**Your objective**
Among the records that follow, find each line holding the word "answer" and copy it.

**Exercise data**
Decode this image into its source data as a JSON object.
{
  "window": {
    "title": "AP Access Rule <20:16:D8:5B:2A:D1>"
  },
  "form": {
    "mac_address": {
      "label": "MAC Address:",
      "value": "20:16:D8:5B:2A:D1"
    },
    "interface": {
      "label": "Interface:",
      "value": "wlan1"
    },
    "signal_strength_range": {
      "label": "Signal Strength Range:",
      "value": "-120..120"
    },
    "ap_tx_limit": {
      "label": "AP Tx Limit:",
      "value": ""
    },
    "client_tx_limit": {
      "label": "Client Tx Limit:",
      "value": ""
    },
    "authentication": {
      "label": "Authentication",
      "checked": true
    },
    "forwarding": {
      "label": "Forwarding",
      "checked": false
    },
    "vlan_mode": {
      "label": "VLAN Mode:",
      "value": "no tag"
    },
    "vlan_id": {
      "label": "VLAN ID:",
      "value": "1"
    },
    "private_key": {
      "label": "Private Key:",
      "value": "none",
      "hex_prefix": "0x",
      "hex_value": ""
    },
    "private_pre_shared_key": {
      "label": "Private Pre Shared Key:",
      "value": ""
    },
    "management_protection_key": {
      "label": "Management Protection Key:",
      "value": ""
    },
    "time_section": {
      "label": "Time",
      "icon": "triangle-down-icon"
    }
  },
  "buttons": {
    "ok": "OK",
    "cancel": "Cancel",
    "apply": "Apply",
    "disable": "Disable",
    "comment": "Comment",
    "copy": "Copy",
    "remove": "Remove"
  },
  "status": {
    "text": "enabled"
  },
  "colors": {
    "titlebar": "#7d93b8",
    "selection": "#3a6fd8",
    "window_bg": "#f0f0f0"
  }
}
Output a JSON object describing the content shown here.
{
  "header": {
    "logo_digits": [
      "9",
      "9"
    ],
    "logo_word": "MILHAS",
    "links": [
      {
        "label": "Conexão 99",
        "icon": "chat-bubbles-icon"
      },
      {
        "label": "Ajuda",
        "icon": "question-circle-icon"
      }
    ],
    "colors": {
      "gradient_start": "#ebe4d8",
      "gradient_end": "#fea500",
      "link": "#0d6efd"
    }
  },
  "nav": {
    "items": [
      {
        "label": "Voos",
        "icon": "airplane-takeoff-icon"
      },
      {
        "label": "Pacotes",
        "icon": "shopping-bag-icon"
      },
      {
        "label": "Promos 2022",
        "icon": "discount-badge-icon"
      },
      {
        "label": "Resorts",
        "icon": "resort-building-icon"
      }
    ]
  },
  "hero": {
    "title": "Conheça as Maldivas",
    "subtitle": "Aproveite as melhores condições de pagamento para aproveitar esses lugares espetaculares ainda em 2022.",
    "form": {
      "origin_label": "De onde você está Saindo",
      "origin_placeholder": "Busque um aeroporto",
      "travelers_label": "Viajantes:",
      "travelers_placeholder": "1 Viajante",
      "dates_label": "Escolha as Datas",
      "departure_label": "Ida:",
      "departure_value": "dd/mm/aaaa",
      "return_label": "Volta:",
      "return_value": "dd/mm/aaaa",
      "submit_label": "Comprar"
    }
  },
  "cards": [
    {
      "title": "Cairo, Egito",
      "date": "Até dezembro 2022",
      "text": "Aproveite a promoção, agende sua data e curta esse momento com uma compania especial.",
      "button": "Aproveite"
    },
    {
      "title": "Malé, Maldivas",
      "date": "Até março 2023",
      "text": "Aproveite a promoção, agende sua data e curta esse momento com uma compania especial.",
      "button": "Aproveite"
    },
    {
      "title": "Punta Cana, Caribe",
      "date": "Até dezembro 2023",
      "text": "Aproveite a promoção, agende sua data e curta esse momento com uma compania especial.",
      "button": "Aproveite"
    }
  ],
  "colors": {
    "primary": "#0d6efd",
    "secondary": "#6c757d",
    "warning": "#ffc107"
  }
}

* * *

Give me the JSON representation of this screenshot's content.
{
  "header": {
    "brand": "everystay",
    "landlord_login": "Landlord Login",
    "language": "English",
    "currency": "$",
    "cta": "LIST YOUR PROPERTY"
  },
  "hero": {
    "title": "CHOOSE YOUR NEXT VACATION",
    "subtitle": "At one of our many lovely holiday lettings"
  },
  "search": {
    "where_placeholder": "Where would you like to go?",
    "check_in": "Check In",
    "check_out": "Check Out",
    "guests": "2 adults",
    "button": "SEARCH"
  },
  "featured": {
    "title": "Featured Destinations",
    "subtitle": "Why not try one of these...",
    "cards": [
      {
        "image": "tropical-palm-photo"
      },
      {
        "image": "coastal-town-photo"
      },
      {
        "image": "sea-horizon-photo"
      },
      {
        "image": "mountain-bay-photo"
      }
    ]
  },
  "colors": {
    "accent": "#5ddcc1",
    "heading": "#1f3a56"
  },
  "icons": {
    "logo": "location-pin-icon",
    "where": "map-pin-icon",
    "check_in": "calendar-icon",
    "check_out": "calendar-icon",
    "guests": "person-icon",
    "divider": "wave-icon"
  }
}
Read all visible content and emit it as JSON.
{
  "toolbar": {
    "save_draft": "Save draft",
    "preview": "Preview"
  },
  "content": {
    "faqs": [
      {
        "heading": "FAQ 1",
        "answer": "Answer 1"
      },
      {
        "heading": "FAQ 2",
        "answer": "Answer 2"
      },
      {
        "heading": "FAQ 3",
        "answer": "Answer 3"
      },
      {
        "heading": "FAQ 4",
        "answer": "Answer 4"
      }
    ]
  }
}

**Exercise solution**
        "answer": "Answer 1"
        "answer": "Answer 2"
        "answer": "Answer 3"
        "answer": "Answer 4"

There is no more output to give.